─── DATA TO PROCESS ───
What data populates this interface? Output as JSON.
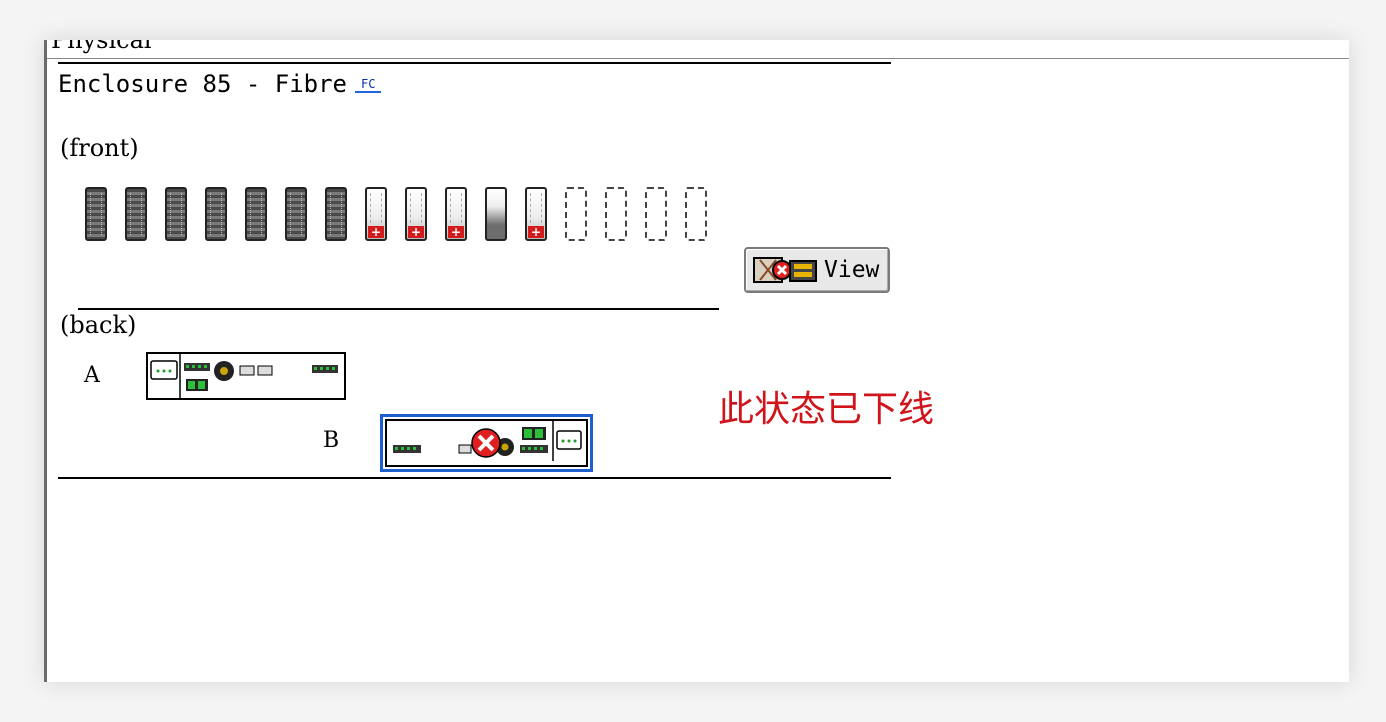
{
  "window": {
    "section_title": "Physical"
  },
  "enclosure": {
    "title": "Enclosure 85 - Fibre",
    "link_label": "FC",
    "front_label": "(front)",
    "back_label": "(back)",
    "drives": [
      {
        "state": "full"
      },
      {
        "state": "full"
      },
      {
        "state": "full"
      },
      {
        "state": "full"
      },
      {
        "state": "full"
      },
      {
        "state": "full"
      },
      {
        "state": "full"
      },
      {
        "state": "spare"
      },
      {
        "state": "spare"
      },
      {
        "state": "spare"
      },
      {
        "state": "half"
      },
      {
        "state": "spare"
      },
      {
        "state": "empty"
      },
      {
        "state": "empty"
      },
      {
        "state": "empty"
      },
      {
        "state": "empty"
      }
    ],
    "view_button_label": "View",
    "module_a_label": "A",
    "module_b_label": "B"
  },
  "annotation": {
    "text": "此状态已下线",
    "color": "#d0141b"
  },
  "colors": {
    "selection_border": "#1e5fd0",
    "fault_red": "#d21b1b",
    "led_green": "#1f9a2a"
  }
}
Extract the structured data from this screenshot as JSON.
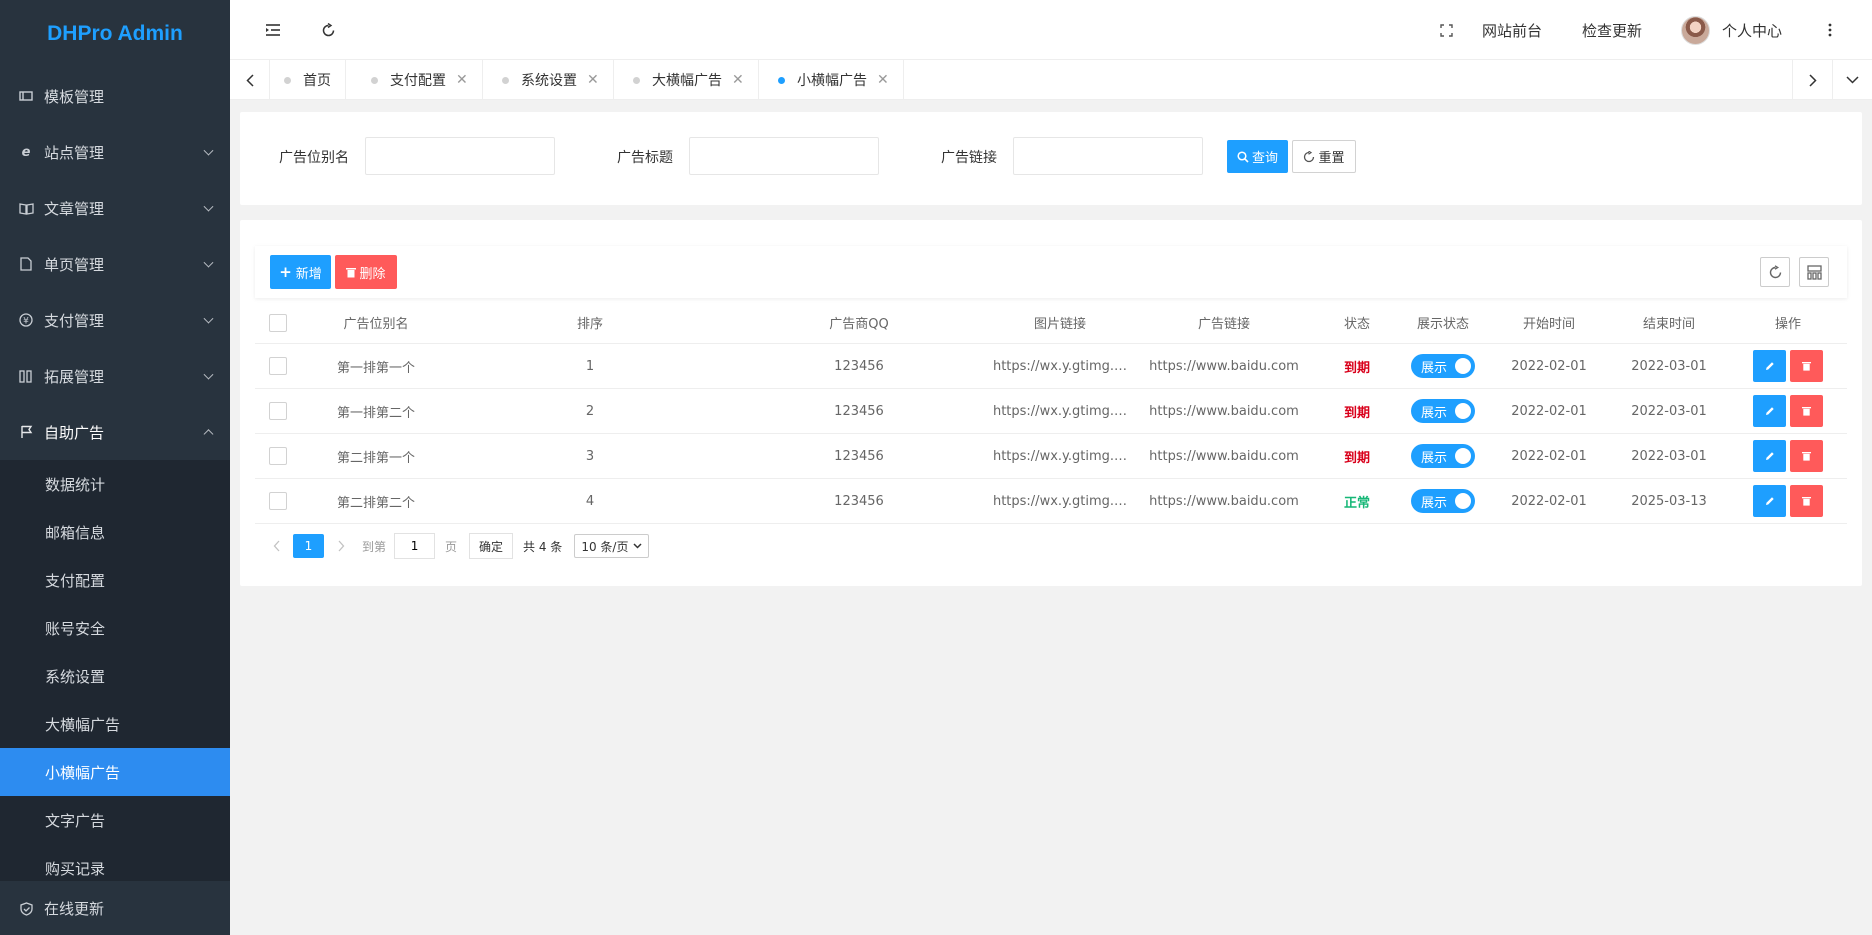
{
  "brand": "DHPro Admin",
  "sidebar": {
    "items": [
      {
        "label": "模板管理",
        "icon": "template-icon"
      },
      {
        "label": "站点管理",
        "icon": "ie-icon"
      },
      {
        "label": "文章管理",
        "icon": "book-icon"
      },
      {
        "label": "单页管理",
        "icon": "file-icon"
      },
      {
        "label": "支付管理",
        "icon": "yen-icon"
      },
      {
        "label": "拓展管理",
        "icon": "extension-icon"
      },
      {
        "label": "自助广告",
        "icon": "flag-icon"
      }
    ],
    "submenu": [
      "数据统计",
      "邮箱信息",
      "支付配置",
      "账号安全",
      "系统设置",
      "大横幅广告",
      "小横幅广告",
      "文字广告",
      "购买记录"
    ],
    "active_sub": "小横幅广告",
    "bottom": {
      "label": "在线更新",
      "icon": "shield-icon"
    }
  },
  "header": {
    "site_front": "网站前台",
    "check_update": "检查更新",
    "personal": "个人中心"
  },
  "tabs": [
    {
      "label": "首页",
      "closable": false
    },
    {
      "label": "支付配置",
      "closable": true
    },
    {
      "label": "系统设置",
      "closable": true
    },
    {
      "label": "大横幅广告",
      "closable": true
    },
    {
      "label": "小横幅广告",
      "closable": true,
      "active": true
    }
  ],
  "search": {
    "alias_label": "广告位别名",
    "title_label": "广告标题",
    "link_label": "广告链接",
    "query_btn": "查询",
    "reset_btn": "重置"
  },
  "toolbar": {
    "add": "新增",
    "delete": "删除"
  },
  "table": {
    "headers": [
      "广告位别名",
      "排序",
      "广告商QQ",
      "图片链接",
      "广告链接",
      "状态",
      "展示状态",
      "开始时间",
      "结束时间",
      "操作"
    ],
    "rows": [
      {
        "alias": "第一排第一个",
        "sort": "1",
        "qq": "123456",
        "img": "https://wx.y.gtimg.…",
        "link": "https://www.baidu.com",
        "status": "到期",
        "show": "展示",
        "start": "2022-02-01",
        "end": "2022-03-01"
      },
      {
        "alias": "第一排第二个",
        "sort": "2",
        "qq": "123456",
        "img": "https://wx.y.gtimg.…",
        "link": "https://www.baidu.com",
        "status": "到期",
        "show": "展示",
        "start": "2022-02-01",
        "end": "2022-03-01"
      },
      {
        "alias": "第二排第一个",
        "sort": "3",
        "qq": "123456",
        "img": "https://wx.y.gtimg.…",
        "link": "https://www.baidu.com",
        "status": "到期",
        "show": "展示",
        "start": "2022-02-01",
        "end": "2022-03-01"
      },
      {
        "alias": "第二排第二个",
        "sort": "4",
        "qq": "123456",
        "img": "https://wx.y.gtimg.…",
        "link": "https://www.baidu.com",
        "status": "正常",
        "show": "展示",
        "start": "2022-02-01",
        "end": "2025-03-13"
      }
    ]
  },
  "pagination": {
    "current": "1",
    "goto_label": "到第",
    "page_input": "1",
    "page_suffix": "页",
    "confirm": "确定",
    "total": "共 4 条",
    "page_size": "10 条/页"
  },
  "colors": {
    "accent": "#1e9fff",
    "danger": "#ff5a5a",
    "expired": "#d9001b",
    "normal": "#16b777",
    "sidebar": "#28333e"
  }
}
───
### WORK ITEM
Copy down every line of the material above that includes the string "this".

### REPLY
What data populates this interface? Output as JSON.
Extract the structured data from this screenshot as JSON.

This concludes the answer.